● Exercise objective: Could you return each line of the material that has "title" in it?

● Source material:
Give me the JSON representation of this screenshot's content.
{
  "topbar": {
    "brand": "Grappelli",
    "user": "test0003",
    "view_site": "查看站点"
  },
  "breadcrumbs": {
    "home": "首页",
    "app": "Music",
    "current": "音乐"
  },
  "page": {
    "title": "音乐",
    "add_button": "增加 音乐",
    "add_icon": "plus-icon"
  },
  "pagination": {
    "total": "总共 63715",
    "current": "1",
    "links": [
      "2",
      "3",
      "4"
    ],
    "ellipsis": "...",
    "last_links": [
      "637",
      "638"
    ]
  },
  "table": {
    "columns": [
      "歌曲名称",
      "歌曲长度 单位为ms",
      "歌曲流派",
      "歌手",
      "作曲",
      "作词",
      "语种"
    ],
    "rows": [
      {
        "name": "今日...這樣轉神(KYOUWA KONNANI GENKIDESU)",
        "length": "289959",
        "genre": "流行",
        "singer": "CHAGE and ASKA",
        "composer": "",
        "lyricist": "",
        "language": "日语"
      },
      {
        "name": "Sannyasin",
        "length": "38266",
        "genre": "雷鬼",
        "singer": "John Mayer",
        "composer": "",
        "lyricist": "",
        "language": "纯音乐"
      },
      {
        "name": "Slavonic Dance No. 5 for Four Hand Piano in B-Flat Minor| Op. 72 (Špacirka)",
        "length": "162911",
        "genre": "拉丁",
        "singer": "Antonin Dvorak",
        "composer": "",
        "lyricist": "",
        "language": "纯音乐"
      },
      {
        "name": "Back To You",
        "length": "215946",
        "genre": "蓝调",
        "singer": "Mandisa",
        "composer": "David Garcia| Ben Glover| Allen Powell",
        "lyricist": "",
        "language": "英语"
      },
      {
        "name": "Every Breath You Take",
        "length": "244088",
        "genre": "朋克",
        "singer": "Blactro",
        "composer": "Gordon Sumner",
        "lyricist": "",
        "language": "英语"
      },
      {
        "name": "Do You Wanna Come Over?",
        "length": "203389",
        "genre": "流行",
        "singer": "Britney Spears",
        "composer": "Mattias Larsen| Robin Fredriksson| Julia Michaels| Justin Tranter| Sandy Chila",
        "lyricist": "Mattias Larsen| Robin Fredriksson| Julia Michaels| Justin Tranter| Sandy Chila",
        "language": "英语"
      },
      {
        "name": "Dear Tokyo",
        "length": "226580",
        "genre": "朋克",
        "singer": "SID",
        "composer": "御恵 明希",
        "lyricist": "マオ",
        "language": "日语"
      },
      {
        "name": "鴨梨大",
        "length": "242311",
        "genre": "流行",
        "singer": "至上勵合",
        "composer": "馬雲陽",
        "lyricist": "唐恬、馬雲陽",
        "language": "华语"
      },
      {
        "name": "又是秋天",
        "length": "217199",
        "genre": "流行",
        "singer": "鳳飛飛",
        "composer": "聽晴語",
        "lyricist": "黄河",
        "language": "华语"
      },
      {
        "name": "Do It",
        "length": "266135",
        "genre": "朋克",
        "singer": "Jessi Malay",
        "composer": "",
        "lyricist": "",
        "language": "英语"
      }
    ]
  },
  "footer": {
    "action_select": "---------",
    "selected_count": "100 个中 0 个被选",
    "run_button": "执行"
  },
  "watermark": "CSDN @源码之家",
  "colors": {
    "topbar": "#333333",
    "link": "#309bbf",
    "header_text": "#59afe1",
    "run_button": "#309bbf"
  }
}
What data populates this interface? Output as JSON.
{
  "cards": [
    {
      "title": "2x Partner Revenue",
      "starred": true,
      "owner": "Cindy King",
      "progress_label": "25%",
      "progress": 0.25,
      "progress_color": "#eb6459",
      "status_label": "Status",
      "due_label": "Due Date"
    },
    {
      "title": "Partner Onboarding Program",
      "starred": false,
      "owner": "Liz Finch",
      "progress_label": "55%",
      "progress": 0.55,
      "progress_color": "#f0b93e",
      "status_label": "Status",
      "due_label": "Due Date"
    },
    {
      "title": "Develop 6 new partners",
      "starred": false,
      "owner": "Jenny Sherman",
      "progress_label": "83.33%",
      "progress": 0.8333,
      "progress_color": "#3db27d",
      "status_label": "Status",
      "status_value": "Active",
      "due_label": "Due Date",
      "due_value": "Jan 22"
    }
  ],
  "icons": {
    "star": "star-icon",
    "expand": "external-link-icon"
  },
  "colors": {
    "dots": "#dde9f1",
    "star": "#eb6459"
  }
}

● Your response:
    "title": "音乐",
      "title": "2x Partner Revenue",
      "title": "Partner Onboarding Program",
      "title": "Develop 6 new partners",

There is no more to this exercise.